There aren't a ton of places where customers will tolerate ridiculously long wait times. I can stomach an hour or so in line for the Raging Bull at the local Six Flags, just for the cheap thrill of the 208-foot drop. And I'd probably camp out over night to get a burger from Chicago's legendary Kuma's Corner (all named after heavy metal bands, and piled high with everything from bourbon-soaked pears to deep fried chilies). But the doctor's office, emergency department or an imaging center? Not so much.
As hospitals offer their services in an increasingly more customer-oriented fashion — and patients become savvier about what care should and shouldn't look like — wait times are turning up in leaders' crosshairs. At a recent roundtable discussion held by H&HN, downtime was on the minds of many executives in attendance. Patients spend an average of about 22 minutes waiting to see their doctor at clinics, according to Press Ganey, and as downtime goes up, patient satisfaction dips, coupled with an increased risk of infection.
Some are taking their frustrations to extremes and just walking out on appointments out of frustration. In one case, a lawyerly patient sent a bill to her physician for the wasted time, Christina Dempsey, chief nursing officer of Press Ganey, told me by phone recently. As one speaker said at a conference I covered in December, this behavior could be a "game changer," and hospitals should take notice.
"I think we're a much more health care-savvy community, and we've seen with all the social media that we like, as a society, immediate gratification. I don't think the health care consumer is any different," Dempsey says. "However we can minimize that time from arrival to provider or bed or whatever the destination, we need to do that, and that is the expectation from the consumer."

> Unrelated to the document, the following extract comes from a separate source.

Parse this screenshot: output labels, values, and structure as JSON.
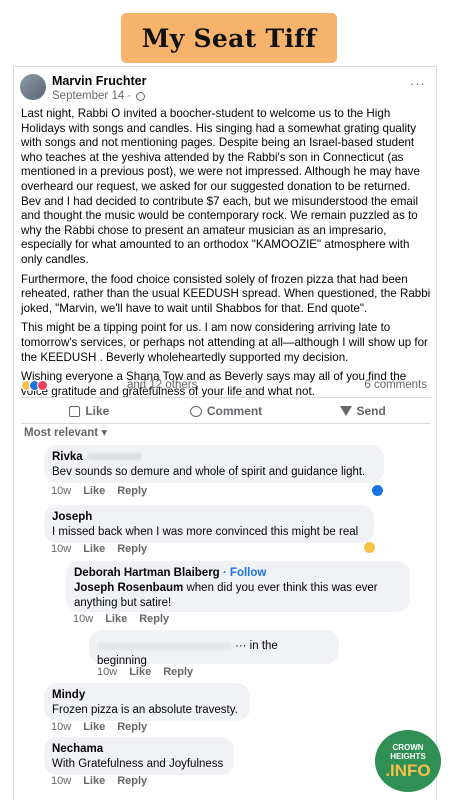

Hospitals are finding innovative ways to try and meet those expectations. As we wrote in our May edition, some, such as Good Shepherd Medical Center in Texas, are viewing their EDs as the "front porch of the medical neighborhood," and carefully cataloguing each patient who arrives. There, clinicians perform a medical screening, determine a transition path, and try to connect them with a primary care physician if they don't have one — rather than just keeping the nonurgent visitors sitting for hours.
Whatever your approach to dropping downtime, you can usually trace the problem back to patient flow, Dempsey says. "Rarely, is a wait, for example, in the ED solely an ED problem," she says. "Usually, when you see long waits, it's an organization-wide problem, and you can't fix it by focusing on one particular area. When you want to look at organizations that are making a difference in waiting time, it's those who have understood that they have to tackle it as a system-wide problem, not just a department problem."
The best place for any organization to start is digging into the data, she says, and adopting a collaborative approach to finding solutions. Since it's an organizational issue, make sure you have involvement from the C-suite, she says, but also include clinicians in the process so they can commit to any changes from the start. While some stoppage will always be part of the health care visit, Dempsey doesn't see why hospitals can't eventually eliminate all controllable wait times.
What's your hospital doing to try and keep its patients happy in this regard? Where does this issue rank on your list of priorities? Email your thoughts to firstname.lastname@example.org, and watch for a story about this topic in the June issue, along with future coverage of this topic further down the line.